3) Get involved as the Lord leads you. Hebrews 13:3-4 says we are to “3 Continue to remember those in prison as if you were together with them in prison, and those who are mistreated as if you yourselves were suffering.“ These two verses are in a section of scripture where the writer is calling his readers to action. We don’t remember them just so we can so, “Oh, those poor people.” We remember them so we can help them.
As a congregation, we’ve supported the Nigerian church as it suffers under the attacks of radical Muslims. However, we can’t stop there. There are others that need help as well. Check out websites such as: opendoorsusa.org, christianfreedom.org and persecution.com. They provide ways to donate money and get involved with their ministry.
4) Trust God is working where his followers are being persecuted. Paul writes in Philippians 1:12-14 – “12 Now I want you to know, brothers and sisters that what has happened to me has actually served to advance the gospel. 13 As a result, it has become clear throughout the whole palace guard and to everyone else that I am in chains for Christ. 14 And because of my chains, most of the brothers and sisters have become confident in the Lord and dare all the more to proclaim the gospel without fear.”
For some reason, the church grows when it’s persecuted. The Holy Spirit uses the suffering of Christians to bring others to Christ. Yet, we are still called to pray for them, help meet their needs and be an advocate for them.
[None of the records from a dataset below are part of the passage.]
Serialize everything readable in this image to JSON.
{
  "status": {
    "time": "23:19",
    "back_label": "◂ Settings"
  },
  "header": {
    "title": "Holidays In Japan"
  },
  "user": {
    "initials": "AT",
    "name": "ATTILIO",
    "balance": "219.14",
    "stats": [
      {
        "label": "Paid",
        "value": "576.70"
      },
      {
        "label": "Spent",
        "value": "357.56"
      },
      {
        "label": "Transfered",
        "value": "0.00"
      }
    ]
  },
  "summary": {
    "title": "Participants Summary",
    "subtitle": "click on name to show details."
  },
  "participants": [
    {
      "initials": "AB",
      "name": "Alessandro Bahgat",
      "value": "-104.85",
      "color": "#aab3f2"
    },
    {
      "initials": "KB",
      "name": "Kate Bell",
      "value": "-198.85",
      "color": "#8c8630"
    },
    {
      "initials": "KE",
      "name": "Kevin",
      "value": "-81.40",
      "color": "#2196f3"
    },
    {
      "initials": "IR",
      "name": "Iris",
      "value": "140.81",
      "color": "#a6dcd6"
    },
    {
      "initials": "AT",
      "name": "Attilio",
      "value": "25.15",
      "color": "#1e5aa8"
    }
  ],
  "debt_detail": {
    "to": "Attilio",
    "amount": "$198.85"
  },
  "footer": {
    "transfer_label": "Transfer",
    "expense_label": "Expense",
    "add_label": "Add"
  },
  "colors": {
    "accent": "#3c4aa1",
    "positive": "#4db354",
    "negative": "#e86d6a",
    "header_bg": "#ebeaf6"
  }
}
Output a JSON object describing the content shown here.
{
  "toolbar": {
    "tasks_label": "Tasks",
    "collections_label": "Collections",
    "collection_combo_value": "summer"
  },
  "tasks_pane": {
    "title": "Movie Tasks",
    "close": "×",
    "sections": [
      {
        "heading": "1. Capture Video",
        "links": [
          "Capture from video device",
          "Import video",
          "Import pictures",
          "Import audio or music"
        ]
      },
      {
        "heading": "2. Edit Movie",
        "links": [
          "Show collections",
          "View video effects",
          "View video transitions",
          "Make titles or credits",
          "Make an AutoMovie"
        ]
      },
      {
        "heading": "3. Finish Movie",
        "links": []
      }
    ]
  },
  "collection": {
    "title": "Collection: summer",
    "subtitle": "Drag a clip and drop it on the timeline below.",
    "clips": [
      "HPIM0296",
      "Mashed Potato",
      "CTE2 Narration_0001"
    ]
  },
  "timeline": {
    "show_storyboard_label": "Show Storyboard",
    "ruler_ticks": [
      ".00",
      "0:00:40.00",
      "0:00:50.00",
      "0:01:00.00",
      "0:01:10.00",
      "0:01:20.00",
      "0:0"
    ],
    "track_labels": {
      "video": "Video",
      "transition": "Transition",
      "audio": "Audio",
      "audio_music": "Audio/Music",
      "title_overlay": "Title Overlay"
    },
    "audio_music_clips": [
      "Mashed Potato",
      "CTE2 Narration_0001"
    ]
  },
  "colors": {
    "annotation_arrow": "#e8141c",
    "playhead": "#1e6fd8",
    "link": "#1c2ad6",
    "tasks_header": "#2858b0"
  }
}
Jesus never said following him would be easy. He promised just the opposite. Let’s stand with those whose blessed people are suffering and dying for practicing the same faith we do.